_What needs to be done_: Go through the data below and report how many lines contain "icon"; the reply holds only that number.

-------- Source material

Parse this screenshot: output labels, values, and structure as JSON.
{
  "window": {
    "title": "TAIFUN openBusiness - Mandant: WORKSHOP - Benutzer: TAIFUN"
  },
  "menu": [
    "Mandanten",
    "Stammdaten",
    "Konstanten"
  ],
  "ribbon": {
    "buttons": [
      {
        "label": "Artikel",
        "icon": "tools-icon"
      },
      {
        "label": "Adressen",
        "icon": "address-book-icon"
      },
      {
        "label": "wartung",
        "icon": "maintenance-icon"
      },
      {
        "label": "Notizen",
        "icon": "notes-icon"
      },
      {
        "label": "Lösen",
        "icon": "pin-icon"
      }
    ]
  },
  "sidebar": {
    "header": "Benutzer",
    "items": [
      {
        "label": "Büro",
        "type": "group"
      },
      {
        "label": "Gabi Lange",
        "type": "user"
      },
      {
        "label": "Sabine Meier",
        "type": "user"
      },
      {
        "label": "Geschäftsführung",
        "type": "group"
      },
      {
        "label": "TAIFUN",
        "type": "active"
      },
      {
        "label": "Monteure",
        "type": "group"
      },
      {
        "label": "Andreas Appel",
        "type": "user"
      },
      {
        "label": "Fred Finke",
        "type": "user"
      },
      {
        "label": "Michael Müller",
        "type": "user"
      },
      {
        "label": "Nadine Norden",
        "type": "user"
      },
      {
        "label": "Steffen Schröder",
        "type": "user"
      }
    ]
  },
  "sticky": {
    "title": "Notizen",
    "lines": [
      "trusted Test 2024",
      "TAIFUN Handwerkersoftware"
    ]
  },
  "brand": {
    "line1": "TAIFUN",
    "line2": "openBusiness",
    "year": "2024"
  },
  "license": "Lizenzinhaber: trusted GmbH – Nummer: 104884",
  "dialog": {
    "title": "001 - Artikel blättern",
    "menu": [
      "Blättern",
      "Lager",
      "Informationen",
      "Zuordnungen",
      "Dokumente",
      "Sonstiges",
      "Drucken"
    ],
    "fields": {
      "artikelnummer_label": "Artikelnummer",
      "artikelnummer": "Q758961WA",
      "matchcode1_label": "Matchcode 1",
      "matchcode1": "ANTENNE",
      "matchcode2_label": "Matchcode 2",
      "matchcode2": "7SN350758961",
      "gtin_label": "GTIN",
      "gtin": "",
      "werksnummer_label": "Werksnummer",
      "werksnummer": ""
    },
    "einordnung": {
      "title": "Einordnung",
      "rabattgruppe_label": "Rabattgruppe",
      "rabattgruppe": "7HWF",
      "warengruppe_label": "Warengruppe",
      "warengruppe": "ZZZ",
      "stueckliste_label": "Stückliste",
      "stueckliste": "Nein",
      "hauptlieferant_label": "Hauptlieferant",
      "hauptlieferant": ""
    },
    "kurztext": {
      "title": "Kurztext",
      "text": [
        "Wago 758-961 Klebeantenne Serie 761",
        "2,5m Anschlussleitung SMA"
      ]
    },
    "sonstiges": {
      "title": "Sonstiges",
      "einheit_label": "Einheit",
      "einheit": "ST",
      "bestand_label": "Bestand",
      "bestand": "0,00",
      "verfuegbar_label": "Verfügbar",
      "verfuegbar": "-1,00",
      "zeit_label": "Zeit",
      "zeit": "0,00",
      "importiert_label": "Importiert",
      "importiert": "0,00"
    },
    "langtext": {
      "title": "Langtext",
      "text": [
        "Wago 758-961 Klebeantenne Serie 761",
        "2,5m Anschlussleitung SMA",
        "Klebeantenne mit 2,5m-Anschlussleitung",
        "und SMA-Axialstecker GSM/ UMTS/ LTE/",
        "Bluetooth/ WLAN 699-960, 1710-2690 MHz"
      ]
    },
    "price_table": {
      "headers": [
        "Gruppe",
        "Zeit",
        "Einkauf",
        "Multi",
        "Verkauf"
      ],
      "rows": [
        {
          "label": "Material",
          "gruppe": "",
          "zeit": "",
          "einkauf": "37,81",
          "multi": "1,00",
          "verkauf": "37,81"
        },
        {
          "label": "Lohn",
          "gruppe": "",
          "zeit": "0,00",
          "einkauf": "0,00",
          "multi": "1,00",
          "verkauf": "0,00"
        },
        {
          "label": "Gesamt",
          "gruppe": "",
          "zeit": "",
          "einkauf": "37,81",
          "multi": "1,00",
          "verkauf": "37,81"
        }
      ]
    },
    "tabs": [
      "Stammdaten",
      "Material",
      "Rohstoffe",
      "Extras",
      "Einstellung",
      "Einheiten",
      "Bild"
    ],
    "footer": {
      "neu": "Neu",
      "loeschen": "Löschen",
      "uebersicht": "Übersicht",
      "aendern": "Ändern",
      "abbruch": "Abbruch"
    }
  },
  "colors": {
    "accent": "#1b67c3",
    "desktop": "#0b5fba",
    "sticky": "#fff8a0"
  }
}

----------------

_Written answer_: 5